## WHAT IS REQUIRED
Run through the records and, wherever a line holds the word "interest", return that line.

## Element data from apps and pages
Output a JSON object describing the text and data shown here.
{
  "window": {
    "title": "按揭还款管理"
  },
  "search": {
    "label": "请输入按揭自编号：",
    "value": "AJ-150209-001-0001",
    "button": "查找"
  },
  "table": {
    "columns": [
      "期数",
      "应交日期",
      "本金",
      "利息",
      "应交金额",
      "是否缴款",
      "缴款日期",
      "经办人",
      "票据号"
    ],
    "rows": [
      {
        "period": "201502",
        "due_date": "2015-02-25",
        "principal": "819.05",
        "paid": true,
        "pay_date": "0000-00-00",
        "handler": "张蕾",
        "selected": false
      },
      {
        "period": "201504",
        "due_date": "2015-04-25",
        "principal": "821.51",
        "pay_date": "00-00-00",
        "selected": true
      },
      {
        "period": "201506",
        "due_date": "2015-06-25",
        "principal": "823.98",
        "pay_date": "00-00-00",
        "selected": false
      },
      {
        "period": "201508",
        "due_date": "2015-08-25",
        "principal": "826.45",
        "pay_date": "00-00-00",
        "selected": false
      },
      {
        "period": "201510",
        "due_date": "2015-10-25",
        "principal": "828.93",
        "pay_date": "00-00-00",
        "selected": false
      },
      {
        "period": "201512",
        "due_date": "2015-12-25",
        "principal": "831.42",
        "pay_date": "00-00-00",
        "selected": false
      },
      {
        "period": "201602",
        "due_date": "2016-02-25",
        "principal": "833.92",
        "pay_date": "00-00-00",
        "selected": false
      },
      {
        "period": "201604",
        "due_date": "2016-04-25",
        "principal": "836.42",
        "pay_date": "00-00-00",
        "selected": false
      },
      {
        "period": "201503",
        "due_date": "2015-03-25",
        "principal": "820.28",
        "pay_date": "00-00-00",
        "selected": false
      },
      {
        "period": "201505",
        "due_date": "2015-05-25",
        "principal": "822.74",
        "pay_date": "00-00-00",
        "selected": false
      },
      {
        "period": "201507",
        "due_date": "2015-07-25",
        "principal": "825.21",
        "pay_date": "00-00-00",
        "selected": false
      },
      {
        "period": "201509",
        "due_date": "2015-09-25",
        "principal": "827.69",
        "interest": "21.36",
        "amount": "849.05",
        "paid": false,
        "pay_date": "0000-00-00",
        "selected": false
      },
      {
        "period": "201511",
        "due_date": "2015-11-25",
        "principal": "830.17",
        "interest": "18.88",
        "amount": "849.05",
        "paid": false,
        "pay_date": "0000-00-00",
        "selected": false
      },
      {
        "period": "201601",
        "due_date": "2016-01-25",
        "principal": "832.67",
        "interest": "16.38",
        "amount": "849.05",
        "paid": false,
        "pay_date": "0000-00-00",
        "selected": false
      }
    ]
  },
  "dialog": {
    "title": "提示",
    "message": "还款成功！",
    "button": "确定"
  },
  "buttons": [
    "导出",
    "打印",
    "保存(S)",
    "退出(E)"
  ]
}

## WRITTEN SOLUTION
        "interest": "21.36",
        "interest": "18.88",
        "interest": "16.38",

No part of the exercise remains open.